◆ **Dataset rows describing interfaces**:

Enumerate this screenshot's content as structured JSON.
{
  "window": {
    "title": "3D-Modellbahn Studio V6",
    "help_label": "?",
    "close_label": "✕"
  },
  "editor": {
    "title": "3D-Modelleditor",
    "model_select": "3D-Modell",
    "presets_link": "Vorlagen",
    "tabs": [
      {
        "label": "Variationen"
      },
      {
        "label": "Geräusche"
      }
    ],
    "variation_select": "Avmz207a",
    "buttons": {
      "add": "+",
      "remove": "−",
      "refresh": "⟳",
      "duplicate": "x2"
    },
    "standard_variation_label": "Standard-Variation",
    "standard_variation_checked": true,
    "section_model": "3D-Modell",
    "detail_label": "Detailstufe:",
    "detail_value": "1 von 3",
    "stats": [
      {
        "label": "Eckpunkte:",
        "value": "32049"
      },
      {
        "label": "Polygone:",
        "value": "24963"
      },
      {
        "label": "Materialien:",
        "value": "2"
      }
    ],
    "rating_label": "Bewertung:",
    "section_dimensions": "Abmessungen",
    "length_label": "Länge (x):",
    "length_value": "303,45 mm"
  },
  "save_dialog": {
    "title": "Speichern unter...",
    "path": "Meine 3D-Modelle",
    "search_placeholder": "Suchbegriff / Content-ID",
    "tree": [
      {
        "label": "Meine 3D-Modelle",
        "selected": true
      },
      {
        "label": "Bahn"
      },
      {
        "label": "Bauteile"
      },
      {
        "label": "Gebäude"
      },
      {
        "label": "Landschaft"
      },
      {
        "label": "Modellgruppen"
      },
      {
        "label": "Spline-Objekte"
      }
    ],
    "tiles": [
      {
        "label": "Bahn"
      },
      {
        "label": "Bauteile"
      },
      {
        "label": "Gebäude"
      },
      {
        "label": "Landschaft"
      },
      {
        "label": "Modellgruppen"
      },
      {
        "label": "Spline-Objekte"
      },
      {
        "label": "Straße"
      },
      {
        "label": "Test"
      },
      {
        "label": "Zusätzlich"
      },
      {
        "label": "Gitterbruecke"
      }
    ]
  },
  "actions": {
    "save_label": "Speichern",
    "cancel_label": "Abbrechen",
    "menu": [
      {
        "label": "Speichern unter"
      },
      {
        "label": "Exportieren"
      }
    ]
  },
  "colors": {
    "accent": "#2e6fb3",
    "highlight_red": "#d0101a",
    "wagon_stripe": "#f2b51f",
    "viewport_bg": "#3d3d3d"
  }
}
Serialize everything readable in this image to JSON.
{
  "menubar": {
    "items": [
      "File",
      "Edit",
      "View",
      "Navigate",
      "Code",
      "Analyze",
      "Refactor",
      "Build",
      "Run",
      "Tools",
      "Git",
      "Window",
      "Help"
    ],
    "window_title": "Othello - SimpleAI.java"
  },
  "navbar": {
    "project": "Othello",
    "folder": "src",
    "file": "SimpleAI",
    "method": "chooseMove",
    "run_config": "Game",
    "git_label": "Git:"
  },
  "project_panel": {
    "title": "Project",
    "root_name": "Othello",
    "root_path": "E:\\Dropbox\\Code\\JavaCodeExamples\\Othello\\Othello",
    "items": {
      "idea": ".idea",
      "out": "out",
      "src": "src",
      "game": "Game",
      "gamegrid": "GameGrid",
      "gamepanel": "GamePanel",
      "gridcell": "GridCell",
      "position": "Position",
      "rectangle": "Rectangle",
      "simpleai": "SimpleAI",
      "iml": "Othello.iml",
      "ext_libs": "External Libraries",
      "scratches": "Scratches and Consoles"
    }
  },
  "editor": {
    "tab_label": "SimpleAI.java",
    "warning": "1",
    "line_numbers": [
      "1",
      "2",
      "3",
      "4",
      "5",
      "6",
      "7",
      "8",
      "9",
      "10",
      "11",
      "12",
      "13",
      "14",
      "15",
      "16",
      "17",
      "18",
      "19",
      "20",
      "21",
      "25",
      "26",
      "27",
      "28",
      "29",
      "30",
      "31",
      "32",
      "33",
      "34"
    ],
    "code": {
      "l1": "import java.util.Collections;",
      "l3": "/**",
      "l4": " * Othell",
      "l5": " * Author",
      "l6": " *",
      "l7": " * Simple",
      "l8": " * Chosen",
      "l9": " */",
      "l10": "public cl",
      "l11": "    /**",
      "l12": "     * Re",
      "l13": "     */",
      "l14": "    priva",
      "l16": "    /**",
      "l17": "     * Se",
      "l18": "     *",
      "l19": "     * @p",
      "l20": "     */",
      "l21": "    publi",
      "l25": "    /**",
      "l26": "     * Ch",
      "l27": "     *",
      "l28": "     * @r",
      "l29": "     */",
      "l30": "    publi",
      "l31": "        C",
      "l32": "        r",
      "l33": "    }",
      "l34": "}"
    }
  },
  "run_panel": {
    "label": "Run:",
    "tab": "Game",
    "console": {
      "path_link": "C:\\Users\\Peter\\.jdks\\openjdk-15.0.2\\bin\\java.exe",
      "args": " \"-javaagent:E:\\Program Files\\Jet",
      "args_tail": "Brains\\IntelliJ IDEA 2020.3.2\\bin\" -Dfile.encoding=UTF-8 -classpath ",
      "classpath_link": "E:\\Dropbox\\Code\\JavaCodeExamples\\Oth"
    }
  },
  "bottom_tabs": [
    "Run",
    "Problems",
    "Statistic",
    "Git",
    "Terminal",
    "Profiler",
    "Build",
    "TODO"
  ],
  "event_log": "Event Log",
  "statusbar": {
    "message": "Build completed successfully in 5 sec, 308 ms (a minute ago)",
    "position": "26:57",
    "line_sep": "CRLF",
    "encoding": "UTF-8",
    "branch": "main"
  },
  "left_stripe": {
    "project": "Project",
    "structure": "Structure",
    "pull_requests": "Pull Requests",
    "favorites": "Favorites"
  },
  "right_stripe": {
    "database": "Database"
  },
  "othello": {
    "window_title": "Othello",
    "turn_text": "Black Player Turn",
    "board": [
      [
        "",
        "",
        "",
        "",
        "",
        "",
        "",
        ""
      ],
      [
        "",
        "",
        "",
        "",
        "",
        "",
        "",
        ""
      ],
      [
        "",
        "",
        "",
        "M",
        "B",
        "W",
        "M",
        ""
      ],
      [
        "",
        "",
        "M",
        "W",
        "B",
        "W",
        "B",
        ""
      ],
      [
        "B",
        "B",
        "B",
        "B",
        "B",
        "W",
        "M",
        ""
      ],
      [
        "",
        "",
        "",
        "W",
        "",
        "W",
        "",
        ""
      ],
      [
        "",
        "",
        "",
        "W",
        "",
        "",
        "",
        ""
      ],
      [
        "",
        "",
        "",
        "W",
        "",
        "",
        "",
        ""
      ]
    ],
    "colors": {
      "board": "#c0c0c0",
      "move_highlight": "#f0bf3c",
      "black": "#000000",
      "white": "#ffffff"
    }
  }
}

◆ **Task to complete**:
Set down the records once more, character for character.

◆ **Exercise response**:
Enumerate this screenshot's content as structured JSON.
{
  "window": {
    "title": "3D-Modellbahn Studio V6",
    "help_label": "?",
    "close_label": "✕"
  },
  "editor": {
    "title": "3D-Modelleditor",
    "model_select": "3D-Modell",
    "presets_link": "Vorlagen",
    "tabs": [
      {
        "label": "Variationen"
      },
      {
        "label": "Geräusche"
      }
    ],
    "variation_select": "Avmz207a",
    "buttons": {
      "add": "+",
      "remove": "−",
      "refresh": "⟳",
      "duplicate": "x2"
    },
    "standard_variation_label": "Standard-Variation",
    "standard_variation_checked": true,
    "section_model": "3D-Modell",
    "detail_label": "Detailstufe:",
    "detail_value": "1 von 3",
    "stats": [
      {
        "label": "Eckpunkte:",
        "value": "32049"
      },
      {
        "label": "Polygone:",
        "value": "24963"
      },
      {
        "label": "Materialien:",
        "value": "2"
      }
    ],
    "rating_label": "Bewertung:",
    "section_dimensions": "Abmessungen",
    "length_label": "Länge (x):",
    "length_value": "303,45 mm"
  },
  "save_dialog": {
    "title": "Speichern unter...",
    "path": "Meine 3D-Modelle",
    "search_placeholder": "Suchbegriff / Content-ID",
    "tree": [
      {
        "label": "Meine 3D-Modelle",
        "selected": true
      },
      {
        "label": "Bahn"
      },
      {
        "label": "Bauteile"
      },
      {
        "label": "Gebäude"
      },
      {
        "label": "Landschaft"
      },
      {
        "label": "Modellgruppen"
      },
      {
        "label": "Spline-Objekte"
      }
    ],
    "tiles": [
      {
        "label": "Bahn"
      },
      {
        "label": "Bauteile"
      },
      {
        "label": "Gebäude"
      },
      {
        "label": "Landschaft"
      },
      {
        "label": "Modellgruppen"
      },
      {
        "label": "Spline-Objekte"
      },
      {
        "label": "Straße"
      },
      {
        "label": "Test"
      },
      {
        "label": "Zusätzlich"
      },
      {
        "label": "Gitterbruecke"
      }
    ]
  },
  "actions": {
    "save_label": "Speichern",
    "cancel_label": "Abbrechen",
    "menu": [
      {
        "label": "Speichern unter"
      },
      {
        "label": "Exportieren"
      }
    ]
  },
  "colors": {
    "accent": "#2e6fb3",
    "highlight_red": "#d0101a",
    "wagon_stripe": "#f2b51f",
    "viewport_bg": "#3d3d3d"
  }
}
Serialize everything readable in this image to JSON.
{
  "menubar": {
    "items": [
      "File",
      "Edit",
      "View",
      "Navigate",
      "Code",
      "Analyze",
      "Refactor",
      "Build",
      "Run",
      "Tools",
      "Git",
      "Window",
      "Help"
    ],
    "window_title": "Othello - SimpleAI.java"
  },
  "navbar": {
    "project": "Othello",
    "folder": "src",
    "file": "SimpleAI",
    "method": "chooseMove",
    "run_config": "Game",
    "git_label": "Git:"
  },
  "project_panel": {
    "title": "Project",
    "root_name": "Othello",
    "root_path": "E:\\Dropbox\\Code\\JavaCodeExamples\\Othello\\Othello",
    "items": {
      "idea": ".idea",
      "out": "out",
      "src": "src",
      "game": "Game",
      "gamegrid": "GameGrid",
      "gamepanel": "GamePanel",
      "gridcell": "GridCell",
      "position": "Position",
      "rectangle": "Rectangle",
      "simpleai": "SimpleAI",
      "iml": "Othello.iml",
      "ext_libs": "External Libraries",
      "scratches": "Scratches and Consoles"
    }
  },
  "editor": {
    "tab_label": "SimpleAI.java",
    "warning": "1",
    "line_numbers": [
      "1",
      "2",
      "3",
      "4",
      "5",
      "6",
      "7",
      "8",
      "9",
      "10",
      "11",
      "12",
      "13",
      "14",
      "15",
      "16",
      "17",
      "18",
      "19",
      "20",
      "21",
      "25",
      "26",
      "27",
      "28",
      "29",
      "30",
      "31",
      "32",
      "33",
      "34"
    ],
    "code": {
      "l1": "import java.util.Collections;",
      "l3": "/**",
      "l4": " * Othell",
      "l5": " * Author",
      "l6": " *",
      "l7": " * Simple",
      "l8": " * Chosen",
      "l9": " */",
      "l10": "public cl",
      "l11": "    /**",
      "l12": "     * Re",
      "l13": "     */",
      "l14": "    priva",
      "l16": "    /**",
      "l17": "     * Se",
      "l18": "     *",
      "l19": "     * @p",
      "l20": "     */",
      "l21": "    publi",
      "l25": "    /**",
      "l26": "     * Ch",
      "l27": "     *",
      "l28": "     * @r",
      "l29": "     */",
      "l30": "    publi",
      "l31": "        C",
      "l32": "        r",
      "l33": "    }",
      "l34": "}"
    }
  },
  "run_panel": {
    "label": "Run:",
    "tab": "Game",
    "console": {
      "path_link": "C:\\Users\\Peter\\.jdks\\openjdk-15.0.2\\bin\\java.exe",
      "args": " \"-javaagent:E:\\Program Files\\Jet",
      "args_tail": "Brains\\IntelliJ IDEA 2020.3.2\\bin\" -Dfile.encoding=UTF-8 -classpath ",
      "classpath_link": "E:\\Dropbox\\Code\\JavaCodeExamples\\Oth"
    }
  },
  "bottom_tabs": [
    "Run",
    "Problems",
    "Statistic",
    "Git",
    "Terminal",
    "Profiler",
    "Build",
    "TODO"
  ],
  "event_log": "Event Log",
  "statusbar": {
    "message": "Build completed successfully in 5 sec, 308 ms (a minute ago)",
    "position": "26:57",
    "line_sep": "CRLF",
    "encoding": "UTF-8",
    "branch": "main"
  },
  "left_stripe": {
    "project": "Project",
    "structure": "Structure",
    "pull_requests": "Pull Requests",
    "favorites": "Favorites"
  },
  "right_stripe": {
    "database": "Database"
  },
  "othello": {
    "window_title": "Othello",
    "turn_text": "Black Player Turn",
    "board": [
      [
        "",
        "",
        "",
        "",
        "",
        "",
        "",
        ""
      ],
      [
        "",
        "",
        "",
        "",
        "",
        "",
        "",
        ""
      ],
      [
        "",
        "",
        "",
        "M",
        "B",
        "W",
        "M",
        ""
      ],
      [
        "",
        "",
        "M",
        "W",
        "B",
        "W",
        "B",
        ""
      ],
      [
        "B",
        "B",
        "B",
        "B",
        "B",
        "W",
        "M",
        ""
      ],
      [
        "",
        "",
        "",
        "W",
        "",
        "W",
        "",
        ""
      ],
      [
        "",
        "",
        "",
        "W",
        "",
        "",
        "",
        ""
      ],
      [
        "",
        "",
        "",
        "W",
        "",
        "",
        "",
        ""
      ]
    ],
    "colors": {
      "board": "#c0c0c0",
      "move_highlight": "#f0bf3c",
      "black": "#000000",
      "white": "#ffffff"
    }
  }
}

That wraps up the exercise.